Task objective: Identify all lines in the data containing the string "Business". Copy them out.
Given information START
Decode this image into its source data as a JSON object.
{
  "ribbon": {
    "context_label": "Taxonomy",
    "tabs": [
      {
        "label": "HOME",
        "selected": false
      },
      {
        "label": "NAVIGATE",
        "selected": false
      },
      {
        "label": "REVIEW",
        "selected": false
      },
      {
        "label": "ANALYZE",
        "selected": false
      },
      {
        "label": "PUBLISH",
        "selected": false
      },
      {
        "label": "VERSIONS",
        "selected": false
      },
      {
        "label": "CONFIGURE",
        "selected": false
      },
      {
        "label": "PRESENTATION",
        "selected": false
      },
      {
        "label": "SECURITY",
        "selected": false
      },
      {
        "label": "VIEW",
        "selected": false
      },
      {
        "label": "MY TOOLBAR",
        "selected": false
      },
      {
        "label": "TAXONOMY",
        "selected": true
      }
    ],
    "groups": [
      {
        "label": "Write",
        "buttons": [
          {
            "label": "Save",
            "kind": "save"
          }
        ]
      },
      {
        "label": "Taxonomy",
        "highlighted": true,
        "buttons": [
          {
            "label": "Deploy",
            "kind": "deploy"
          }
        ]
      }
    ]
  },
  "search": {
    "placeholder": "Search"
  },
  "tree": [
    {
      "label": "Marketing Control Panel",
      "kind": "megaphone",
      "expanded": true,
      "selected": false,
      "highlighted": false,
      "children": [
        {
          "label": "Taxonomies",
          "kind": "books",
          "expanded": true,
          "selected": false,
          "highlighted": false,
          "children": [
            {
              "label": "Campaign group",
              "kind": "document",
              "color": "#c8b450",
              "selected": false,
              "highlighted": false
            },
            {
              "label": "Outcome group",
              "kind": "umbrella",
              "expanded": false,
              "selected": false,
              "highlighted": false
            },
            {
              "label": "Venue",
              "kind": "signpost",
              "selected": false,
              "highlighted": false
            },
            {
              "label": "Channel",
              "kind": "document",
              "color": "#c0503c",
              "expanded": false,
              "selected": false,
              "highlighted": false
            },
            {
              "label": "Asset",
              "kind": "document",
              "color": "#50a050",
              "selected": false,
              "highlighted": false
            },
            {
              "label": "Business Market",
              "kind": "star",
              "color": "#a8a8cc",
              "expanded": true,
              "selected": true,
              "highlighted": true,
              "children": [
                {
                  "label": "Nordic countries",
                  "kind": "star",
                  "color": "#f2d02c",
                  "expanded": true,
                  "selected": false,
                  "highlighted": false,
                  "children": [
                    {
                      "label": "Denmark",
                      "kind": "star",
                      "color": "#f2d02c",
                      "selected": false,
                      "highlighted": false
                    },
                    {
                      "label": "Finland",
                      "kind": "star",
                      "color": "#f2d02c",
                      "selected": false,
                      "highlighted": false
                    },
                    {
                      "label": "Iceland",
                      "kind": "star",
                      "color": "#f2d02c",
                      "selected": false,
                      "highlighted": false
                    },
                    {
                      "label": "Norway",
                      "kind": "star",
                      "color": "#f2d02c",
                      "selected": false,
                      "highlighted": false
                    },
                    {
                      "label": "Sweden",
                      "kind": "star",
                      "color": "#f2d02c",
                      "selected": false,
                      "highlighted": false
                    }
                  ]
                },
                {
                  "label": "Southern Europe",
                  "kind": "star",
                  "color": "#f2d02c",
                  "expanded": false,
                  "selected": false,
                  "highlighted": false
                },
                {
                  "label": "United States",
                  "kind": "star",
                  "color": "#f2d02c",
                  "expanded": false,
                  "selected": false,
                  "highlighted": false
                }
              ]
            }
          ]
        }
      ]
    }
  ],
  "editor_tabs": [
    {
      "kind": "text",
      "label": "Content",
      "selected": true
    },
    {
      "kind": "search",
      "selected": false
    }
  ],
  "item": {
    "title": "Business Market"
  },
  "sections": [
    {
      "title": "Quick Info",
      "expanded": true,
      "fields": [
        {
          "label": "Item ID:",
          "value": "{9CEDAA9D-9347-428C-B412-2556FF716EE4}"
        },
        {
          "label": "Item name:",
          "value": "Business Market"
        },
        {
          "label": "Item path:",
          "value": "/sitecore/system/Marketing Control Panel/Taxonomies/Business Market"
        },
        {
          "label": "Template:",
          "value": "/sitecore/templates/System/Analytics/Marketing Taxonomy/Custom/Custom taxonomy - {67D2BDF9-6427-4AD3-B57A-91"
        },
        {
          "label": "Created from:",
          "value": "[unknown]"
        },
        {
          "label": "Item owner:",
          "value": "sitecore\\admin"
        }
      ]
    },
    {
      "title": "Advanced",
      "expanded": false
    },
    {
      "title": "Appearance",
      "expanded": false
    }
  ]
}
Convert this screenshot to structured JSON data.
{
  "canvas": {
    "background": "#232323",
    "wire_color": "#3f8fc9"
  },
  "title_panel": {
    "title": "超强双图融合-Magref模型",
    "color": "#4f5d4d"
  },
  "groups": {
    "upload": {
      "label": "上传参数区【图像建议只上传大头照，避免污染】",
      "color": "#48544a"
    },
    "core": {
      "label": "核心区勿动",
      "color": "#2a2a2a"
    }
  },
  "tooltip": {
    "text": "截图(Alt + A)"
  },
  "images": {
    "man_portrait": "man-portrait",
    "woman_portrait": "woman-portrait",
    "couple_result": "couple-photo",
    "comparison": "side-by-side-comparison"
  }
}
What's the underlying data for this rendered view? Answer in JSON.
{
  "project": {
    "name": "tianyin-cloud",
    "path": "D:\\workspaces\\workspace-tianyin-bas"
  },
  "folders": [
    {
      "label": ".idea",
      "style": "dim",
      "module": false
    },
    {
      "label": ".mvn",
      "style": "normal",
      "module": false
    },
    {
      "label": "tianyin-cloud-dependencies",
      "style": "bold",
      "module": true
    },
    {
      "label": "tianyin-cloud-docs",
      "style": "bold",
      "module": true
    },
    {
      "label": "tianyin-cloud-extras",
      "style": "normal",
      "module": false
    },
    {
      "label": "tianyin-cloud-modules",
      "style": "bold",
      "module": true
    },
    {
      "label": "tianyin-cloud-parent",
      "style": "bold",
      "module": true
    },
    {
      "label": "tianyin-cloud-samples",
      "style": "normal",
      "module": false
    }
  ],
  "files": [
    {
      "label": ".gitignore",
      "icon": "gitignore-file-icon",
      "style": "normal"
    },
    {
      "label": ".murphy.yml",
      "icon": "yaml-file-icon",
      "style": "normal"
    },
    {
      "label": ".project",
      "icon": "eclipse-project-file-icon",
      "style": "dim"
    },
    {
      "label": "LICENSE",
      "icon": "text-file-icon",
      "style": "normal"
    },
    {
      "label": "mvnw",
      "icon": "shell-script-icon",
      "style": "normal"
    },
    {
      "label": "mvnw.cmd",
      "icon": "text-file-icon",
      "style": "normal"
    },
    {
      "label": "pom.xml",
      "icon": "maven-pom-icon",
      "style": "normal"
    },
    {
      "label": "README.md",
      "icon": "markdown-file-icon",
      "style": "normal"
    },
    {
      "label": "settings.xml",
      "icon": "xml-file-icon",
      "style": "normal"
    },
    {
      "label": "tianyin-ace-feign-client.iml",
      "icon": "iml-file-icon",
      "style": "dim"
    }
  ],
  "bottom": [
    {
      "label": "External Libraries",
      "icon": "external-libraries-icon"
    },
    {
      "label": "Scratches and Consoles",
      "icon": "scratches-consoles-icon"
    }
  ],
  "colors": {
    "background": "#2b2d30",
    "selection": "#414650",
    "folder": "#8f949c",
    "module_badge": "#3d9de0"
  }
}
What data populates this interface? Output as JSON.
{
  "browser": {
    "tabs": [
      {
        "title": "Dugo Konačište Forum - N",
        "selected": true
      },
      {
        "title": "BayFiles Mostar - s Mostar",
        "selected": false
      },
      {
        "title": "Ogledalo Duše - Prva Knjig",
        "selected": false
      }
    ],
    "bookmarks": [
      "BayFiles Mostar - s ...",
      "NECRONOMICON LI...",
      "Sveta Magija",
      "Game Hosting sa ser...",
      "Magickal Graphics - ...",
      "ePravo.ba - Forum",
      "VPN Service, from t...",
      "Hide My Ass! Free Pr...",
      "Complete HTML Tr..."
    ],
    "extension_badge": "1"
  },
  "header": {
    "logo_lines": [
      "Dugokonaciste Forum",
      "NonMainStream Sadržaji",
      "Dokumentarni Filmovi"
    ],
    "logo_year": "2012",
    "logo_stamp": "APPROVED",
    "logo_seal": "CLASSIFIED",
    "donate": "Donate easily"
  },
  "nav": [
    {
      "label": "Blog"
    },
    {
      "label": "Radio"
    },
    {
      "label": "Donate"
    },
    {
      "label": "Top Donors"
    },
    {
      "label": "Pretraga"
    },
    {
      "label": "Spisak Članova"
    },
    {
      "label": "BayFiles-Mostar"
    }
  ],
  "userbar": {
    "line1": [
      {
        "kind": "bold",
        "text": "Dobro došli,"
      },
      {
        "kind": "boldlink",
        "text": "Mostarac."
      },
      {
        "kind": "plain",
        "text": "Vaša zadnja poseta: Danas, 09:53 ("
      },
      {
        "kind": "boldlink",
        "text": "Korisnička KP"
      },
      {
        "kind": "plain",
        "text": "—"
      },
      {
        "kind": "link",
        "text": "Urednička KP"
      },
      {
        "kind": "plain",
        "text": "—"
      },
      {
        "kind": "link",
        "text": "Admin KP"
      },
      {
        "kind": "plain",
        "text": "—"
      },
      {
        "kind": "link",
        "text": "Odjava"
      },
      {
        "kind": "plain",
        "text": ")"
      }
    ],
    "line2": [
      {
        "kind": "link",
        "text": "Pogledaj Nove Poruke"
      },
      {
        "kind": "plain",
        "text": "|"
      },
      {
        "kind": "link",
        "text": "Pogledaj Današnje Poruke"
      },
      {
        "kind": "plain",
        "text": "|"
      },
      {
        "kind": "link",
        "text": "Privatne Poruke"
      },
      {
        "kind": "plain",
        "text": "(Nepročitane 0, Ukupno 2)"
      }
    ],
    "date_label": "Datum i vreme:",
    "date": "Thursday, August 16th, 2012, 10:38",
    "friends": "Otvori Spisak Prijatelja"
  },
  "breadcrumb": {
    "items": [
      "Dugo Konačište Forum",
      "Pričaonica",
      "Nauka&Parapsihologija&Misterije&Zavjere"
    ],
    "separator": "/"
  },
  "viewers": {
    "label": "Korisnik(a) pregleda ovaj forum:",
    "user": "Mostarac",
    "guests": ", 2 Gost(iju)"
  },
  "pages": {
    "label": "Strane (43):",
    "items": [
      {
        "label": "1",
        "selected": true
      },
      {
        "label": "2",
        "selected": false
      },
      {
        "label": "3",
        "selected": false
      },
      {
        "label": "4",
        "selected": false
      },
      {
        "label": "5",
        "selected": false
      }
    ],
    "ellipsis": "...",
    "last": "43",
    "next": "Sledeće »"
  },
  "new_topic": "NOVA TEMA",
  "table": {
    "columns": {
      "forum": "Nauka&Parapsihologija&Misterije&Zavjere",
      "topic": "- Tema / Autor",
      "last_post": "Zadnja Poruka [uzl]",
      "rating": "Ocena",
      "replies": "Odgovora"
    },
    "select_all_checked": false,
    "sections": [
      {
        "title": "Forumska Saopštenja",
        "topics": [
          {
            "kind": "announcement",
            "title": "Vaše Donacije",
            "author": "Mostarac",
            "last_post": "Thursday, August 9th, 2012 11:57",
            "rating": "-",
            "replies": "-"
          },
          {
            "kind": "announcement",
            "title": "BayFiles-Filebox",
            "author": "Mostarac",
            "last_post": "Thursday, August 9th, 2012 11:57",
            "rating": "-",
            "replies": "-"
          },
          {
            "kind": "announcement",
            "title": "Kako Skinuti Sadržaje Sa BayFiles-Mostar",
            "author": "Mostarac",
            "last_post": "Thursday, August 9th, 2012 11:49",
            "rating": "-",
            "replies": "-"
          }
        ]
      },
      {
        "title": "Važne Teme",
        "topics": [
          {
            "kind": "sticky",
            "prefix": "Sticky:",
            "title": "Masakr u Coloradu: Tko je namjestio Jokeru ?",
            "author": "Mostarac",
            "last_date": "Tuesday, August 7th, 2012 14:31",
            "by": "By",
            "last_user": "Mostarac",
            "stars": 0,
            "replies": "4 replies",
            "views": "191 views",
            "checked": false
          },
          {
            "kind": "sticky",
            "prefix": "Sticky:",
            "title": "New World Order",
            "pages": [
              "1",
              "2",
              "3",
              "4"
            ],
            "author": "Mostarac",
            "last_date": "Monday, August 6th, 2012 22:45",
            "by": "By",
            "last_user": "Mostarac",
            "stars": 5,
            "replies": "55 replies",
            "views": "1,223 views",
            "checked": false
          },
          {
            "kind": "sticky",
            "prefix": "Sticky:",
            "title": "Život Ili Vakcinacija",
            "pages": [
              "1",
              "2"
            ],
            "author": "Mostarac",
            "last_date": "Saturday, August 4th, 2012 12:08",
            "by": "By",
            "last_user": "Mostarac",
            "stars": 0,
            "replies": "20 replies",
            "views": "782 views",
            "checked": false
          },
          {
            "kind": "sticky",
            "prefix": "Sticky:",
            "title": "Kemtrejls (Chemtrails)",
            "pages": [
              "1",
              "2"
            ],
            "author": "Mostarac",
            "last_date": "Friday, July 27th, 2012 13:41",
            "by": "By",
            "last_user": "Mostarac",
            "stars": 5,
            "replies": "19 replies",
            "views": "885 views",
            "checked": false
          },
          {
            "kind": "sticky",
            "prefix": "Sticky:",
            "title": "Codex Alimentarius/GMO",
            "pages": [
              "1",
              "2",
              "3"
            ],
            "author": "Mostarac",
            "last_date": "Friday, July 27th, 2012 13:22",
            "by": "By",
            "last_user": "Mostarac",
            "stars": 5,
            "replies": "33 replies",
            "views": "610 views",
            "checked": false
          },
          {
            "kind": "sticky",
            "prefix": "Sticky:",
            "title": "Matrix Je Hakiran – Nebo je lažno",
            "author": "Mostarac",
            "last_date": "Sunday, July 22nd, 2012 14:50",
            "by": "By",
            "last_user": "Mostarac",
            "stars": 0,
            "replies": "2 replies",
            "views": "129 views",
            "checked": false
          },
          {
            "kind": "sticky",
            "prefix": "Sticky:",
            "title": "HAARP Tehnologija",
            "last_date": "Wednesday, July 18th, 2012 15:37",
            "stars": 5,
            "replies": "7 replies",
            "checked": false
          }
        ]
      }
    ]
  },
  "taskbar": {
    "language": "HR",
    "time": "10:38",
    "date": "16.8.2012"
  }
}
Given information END
The completed task:
              "label": "Business Market",
    "title": "Business Market"
          "value": "Business Market"
          "value": "/sitecore/system/Marketing Control Panel/Taxonomies/Business Market"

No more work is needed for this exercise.